Seventy-three percent of graduates have med school debt. Nearly 1 in 5 medical school graduates have more than $300,000 in student loan debt. The median pre-med school debt is $27,000.
The Free Application for Federal Student Aid (FAFSA) may help you get federal loans and grants for medical school as well as aid from your college and state, if it is available.
The Health Resources and Services Administration offers a student loan repayment program (among other assistance) to eligible health care professionals. To qualify for forgiveness, you'll need to be licensed and work in an eligible discipline. Eligible workers include: Physicians (DO/MD).
When the relief period is over and they have made 120 qualifying payments, healthcare workers may qualify for Public Student Loan Forgiveness (PSLF). During the payment pause, borrowers will receive credit toward PSLF as though they made on-time monthly payments in the correct amount.
That means federal direct unsubsidized loans are medical students' best first option for financing, since they have low interest rates, flexible repayment options and qualify for forgiveness.
There is no such thing that poor people can not become doctor.

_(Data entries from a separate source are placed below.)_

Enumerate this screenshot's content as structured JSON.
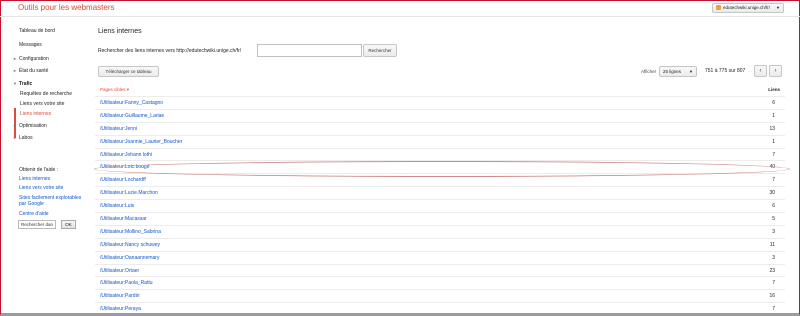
{
  "app": {
    "title": "Outils pour les webmasters",
    "site": "edutechwiki.unige.ch/fr/"
  },
  "sidebar": {
    "items": [
      {
        "label": "Tableau de bord"
      },
      {
        "label": "Messages"
      },
      {
        "label": "Configuration"
      },
      {
        "label": "État du santé"
      },
      {
        "label": "Trafic"
      },
      {
        "label": "Requêtes de recherche"
      },
      {
        "label": "Liens vers votre site"
      },
      {
        "label": "Liens internes"
      },
      {
        "label": "Optimisation"
      },
      {
        "label": "Labos"
      }
    ],
    "help": {
      "title": "Obtenir de l'aide :",
      "links": [
        "Liens internes",
        "Liens vers votre site",
        "Sites facilement explorables par Google",
        "Centre d'aide"
      ],
      "search_label": "Rechercher dan",
      "ok": "OK"
    }
  },
  "main": {
    "title": "Liens internes",
    "search_label": "Rechercher des liens internes vers http://edutechwiki.unige.ch/fr/",
    "search_value": "",
    "search_button": "Rechercher",
    "download_button": "Télécharger ce tableau",
    "show_label": "Afficher",
    "rows_option": "25 lignes",
    "range": "751 à 775 sur 807",
    "prev": "‹",
    "next": "›",
    "col_pages": "Pages cibles ▾",
    "col_links": "Liens",
    "rows": [
      {
        "page": "/Utilisateur:Fanny_Castagno",
        "links": "6"
      },
      {
        "page": "/Utilisateur:Guillaume_Lariae",
        "links": "1"
      },
      {
        "page": "/Utilisateur:Jenni",
        "links": "13"
      },
      {
        "page": "/Utilisateur:Joannie_Laurier_Boucher",
        "links": "1"
      },
      {
        "page": "/Utilisateur:Johann lothi",
        "links": "7"
      },
      {
        "page": "/Utilisateur:Loic.bougé",
        "links": "40"
      },
      {
        "page": "/Utilisateur:Lochardff",
        "links": "7"
      },
      {
        "page": "/Utilisateur:Lucie.Marchon",
        "links": "30"
      },
      {
        "page": "/Utilisateur:Luis",
        "links": "6"
      },
      {
        "page": "/Utilisateur:Macassar",
        "links": "5"
      },
      {
        "page": "/Utilisateur:Mollino_Sabrina",
        "links": "3"
      },
      {
        "page": "/Utilisateur:Nancy schuwey",
        "links": "11"
      },
      {
        "page": "/Utilisateur:Oanaannemary",
        "links": "3"
      },
      {
        "page": "/Utilisateur:Ortaer",
        "links": "23"
      },
      {
        "page": "/Utilisateur:Paola_Rattu",
        "links": "7"
      },
      {
        "page": "/Utilisateur:Pardiri",
        "links": "16"
      },
      {
        "page": "/Utilisateur:Peraya",
        "links": "7"
      }
    ]
  }
}
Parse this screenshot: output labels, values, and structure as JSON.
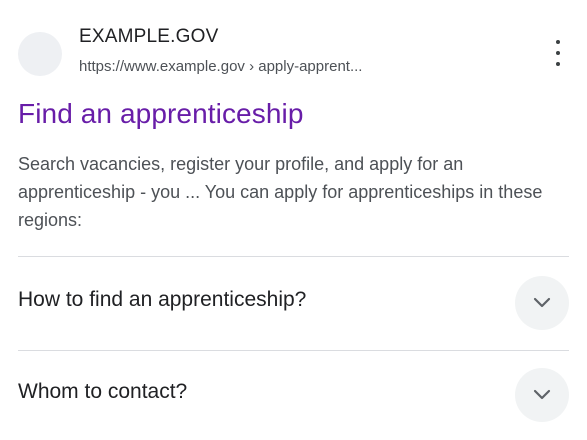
{
  "result": {
    "site_name": "EXAMPLE.GOV",
    "site_url": "https://www.example.gov › apply-apprent...",
    "title": "Find an apprenticeship",
    "snippet": "Search vacancies, register your profile, and apply for an apprenticeship - you ... You can apply for apprenticeships in these regions:",
    "faqs": [
      {
        "question": "How to find an apprenticeship?",
        "icon": "chevron-down-icon"
      },
      {
        "question": "Whom to contact?",
        "icon": "chevron-down-icon"
      }
    ],
    "menu_icon": "more-vert-icon"
  },
  "colors": {
    "title_visited": "#681da8",
    "body_text": "#4d5156",
    "heading_text": "#202124",
    "divider": "#dadce0",
    "chevron_button_bg": "#f1f3f4"
  }
}
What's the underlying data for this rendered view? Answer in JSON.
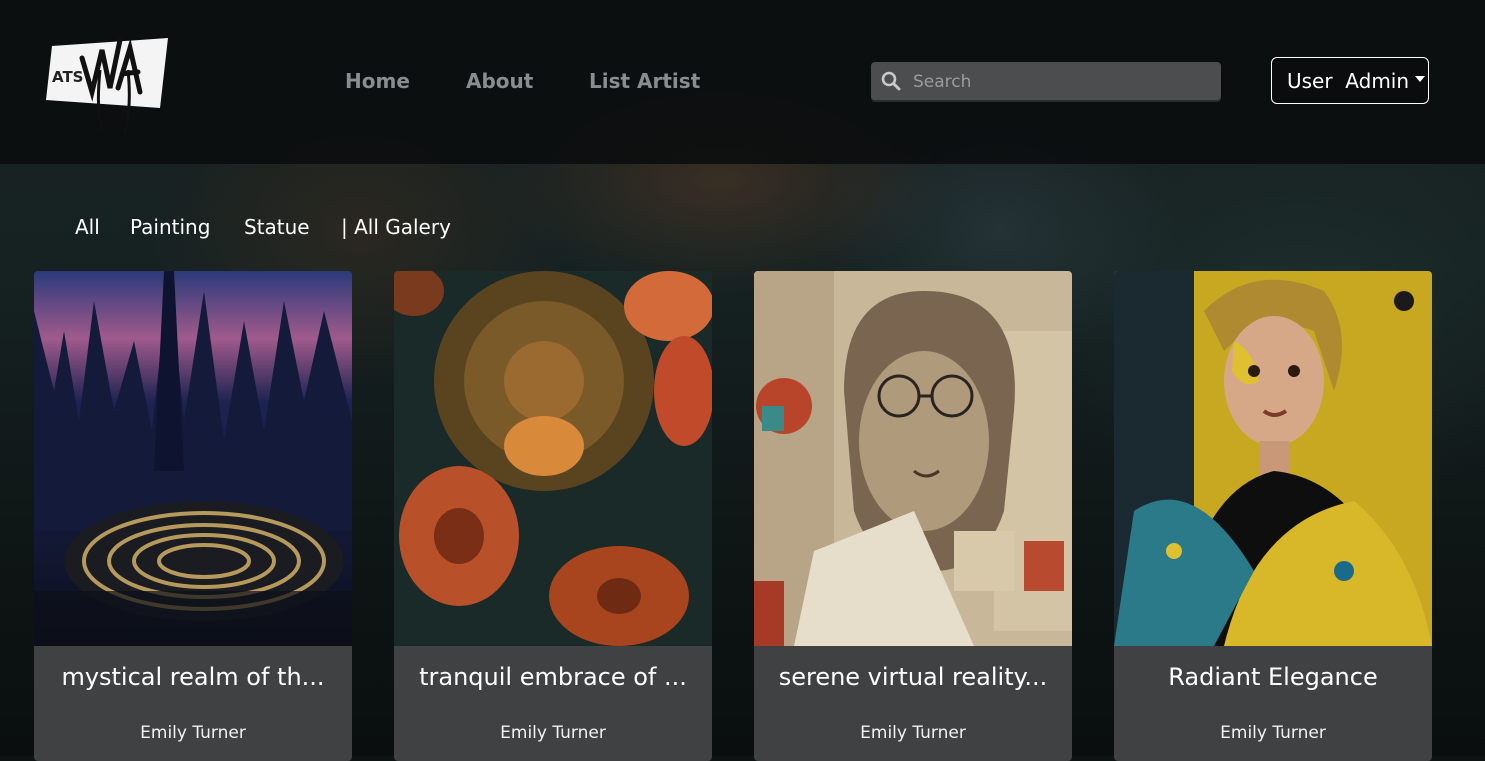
{
  "header": {
    "logo_text": "ATS",
    "nav": [
      {
        "label": "Home"
      },
      {
        "label": "About"
      },
      {
        "label": "List Artist"
      }
    ],
    "search": {
      "placeholder": "Search",
      "value": ""
    },
    "user_menu": {
      "label": "User  Admin"
    }
  },
  "filters": [
    {
      "label": "All"
    },
    {
      "label": "Painting"
    },
    {
      "label": "Statue"
    },
    {
      "label": "| All Galery"
    }
  ],
  "artworks": [
    {
      "title": "mystical realm of th...",
      "artist": "Emily Turner"
    },
    {
      "title": "tranquil embrace of ...",
      "artist": "Emily Turner"
    },
    {
      "title": "serene virtual reality...",
      "artist": "Emily Turner"
    },
    {
      "title": "Radiant Elegance",
      "artist": "Emily Turner"
    }
  ],
  "colors": {
    "header_bg": "#0a0c0e",
    "nav_text": "#8a8d90",
    "card_bg": "#404142",
    "search_bg": "#4b4d4f"
  }
}
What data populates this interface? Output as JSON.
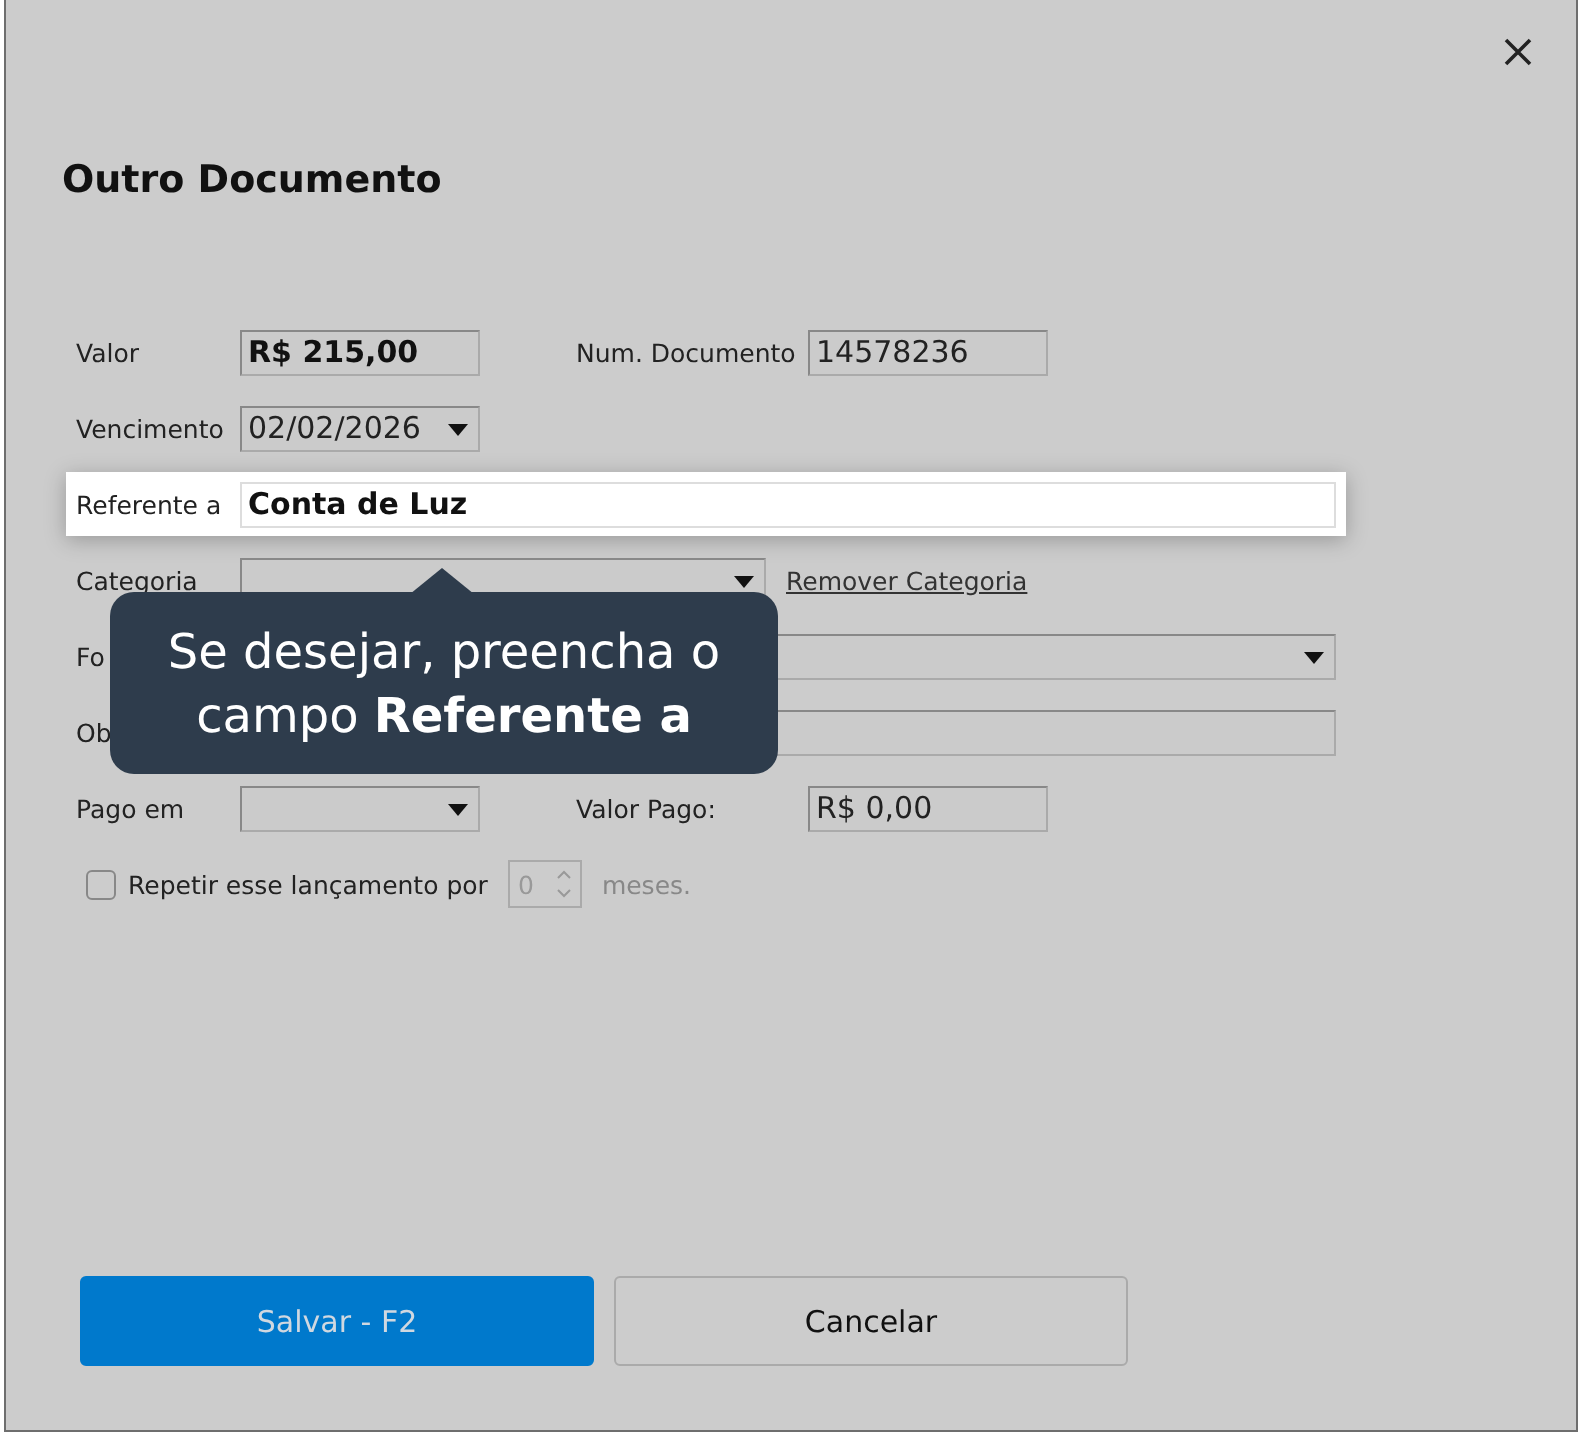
{
  "dialog": {
    "title": "Outro Documento"
  },
  "valor": {
    "label": "Valor",
    "value": "R$ 215,00"
  },
  "num_documento": {
    "label": "Num. Documento",
    "value": "14578236"
  },
  "vencimento": {
    "label": "Vencimento",
    "value": "02/02/2026"
  },
  "referente": {
    "label": "Referente a",
    "value": "Conta de Luz",
    "highlighted": true
  },
  "categoria": {
    "label": "Categoria",
    "link": "Remover Categoria"
  },
  "forma": {
    "label": "Fo"
  },
  "obs": {
    "label": "Ob"
  },
  "pago_em": {
    "label": "Pago em"
  },
  "valor_pago": {
    "label": "Valor Pago:",
    "value": "R$ 0,00"
  },
  "repeat": {
    "label": "Repetir esse lançamento por",
    "checked": false,
    "count": "0",
    "unit": "meses."
  },
  "tooltip": {
    "text": "Se desejar, preencha o campo **Referente a**"
  },
  "buttons": [
    {
      "label": "Salvar - F2",
      "kind": "primary"
    },
    {
      "label": "Cancelar",
      "kind": "secondary"
    }
  ]
}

The only thing is that you will have to prepare for getting a government seat. You should give the NEET exam for doing your graduation through MBBS degree. For that you should secure atleast 600+ so that you get a seat in government college.
The average cost for private, non-resident med students runs more than $62,000 per year. That's a massive cost for a medical education. The median student loan debt for doctors is around $200,000, more than six times higher than the average national student loan debt of $29,800.
The typical repayment plan for student loans is 10 years, but for doctors, the 10-year loan term is added onto the time spent in residency.
While many physicians do then see high salaries after graduating and completing postgraduate training, trying to start an adult life and establish a career can be extremely difficult with a couple of hundred thousand dollars in debt hanging over their head.
You can start earning after completing 5.5 years of Mbbs. During the period of internship they are given stipend.
First, let's get this one out of the way. For the vast majority of doctors, the decision to become a doctor means not only going broke, but becoming worse than broke. Broke is a net worth of $0. A typical medical student graduates with >$200K in student loans, and it usually gets worse before getting better.